But say the mechanisms in the train are nonlinear. The question remains how input variable changes affect an output variable. Mathematicians call the mechanism of a function acting on a function, a composition of functions. This presentation shows how the application of simple arithmetic rules enable the plotting of the composition of a large class of functions. Technicians who develop the skills of visual thinking in mathematics may find these skills beneficial in their future studies and careers.
3:00- 3:25 PM
A study of combined cooling, heating, and power system integrating thermal energy storage system
Dr. Kibria Roman, Assistant Professor, SUNY Canton
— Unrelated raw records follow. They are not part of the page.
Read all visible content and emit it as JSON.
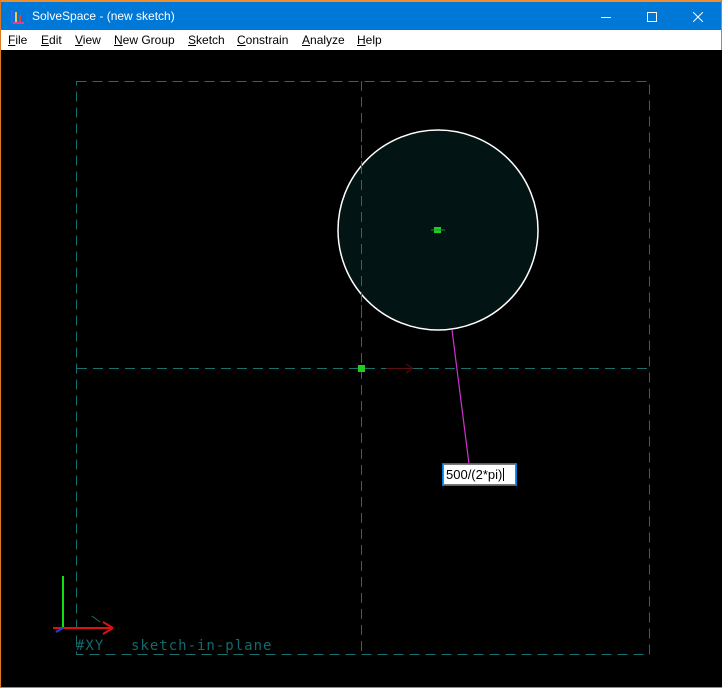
{
  "window": {
    "title": "SolveSpace - (new sketch)",
    "app_icon": "solvespace-app-icon",
    "controls": [
      "minimize-icon",
      "maximize-icon",
      "close-icon"
    ]
  },
  "menubar": {
    "items": [
      {
        "label": "File",
        "mnemonic": "F",
        "rest": "ile"
      },
      {
        "label": "Edit",
        "mnemonic": "E",
        "rest": "dit"
      },
      {
        "label": "View",
        "mnemonic": "V",
        "rest": "iew"
      },
      {
        "label": "New Group",
        "mnemonic": "N",
        "rest": "ew Group"
      },
      {
        "label": "Sketch",
        "mnemonic": "S",
        "rest": "ketch"
      },
      {
        "label": "Constrain",
        "mnemonic": "C",
        "rest": "onstrain"
      },
      {
        "label": "Analyze",
        "mnemonic": "A",
        "rest": "nalyze"
      },
      {
        "label": "Help",
        "mnemonic": "H",
        "rest": "elp"
      }
    ]
  },
  "sketch": {
    "dimension_input_value": "500/(2*pi)",
    "workplane_label": "#XY",
    "workplane_mode": "sketch-in-plane",
    "colors": {
      "background": "#000000",
      "workplane_dashed": "#1a6f6f",
      "circle_stroke": "#ffffff",
      "circle_fill": "#031414",
      "point": "#22cc22",
      "leader_line": "#cc33cc",
      "axis_x": "#dd1111",
      "axis_y": "#11dd11",
      "axis_z": "#1a6f6f",
      "titlebar": "#0078d7",
      "window_border": "#e0781f"
    }
  }
}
With the abundance of literature on different types of thermal storage systems (TSE), in our current study we aim to integrate TSE in our existing model and investigate the effects of this integration in terms of the performance of the new system in the areas of economic, energy, and emission savings. In making this integration possible, we developed a new algorithm where we adopted the hybrid load following strategy and for the operating condition when the total building thermal load is less than the maximum energy that can be extracted from the PM exhaust, instead of extracting exactly the amount of head needed to meet the thermal load demand
Detecting Phishing Websites Using Machine Learning
Michelle Conway, Hudson Valley Comm. College
Phishing is a significant problem in today's world causing many businesses and individuals to lose large amounts of money and time when an attack is successful. Many phishing websites have similarities and data sets have been created that extract these features from phishing and non-phishing websites alike.
The goal was to use machine learning methods to classify a website as phishing or legitimate based on these features. The presentation will show how the data was used to perform the analysis.
Lights, Camera, Learn! Using “Lightboard” Educational Technology for Enhanced Student Learning and Motivation
Prof Dimitrios. Stroumbakis, PE
We have all experienced various learning content delivery modalities ranging from on-line, Hybrid, and traditional in-person classroom teaching setting. A myriad of creative video technology solutions have been used by instructors to deliver student-centered learning, either synchronous or asynchronous. Video lectures come in many forms and have become standard tools in the instructors arsenal to help meet the challenges of distance learning, especially maintaining student engagement and motivation, which impact retention.
In this presentation, we will review and demonstrate the benefits of using the next generation of video-based learning using “LightBoard” Technology, a powerfully engaging, illuminated clear glass writing board , that brings back the comfort of full instructor visibility to the student. This technology allows for constant face to face communications as instructors write on the board, eliminating the age-old “instructor obstruction” where the constant turning of instructor interferes with real-time writing on a wipe board or blackboard. Review of recent research studies on video lightboard effectiveness on student learning outcomes are discussed as well as the recommended pedagogical practice for optimum results.
NYSETA Business Meeting
Discussion and elections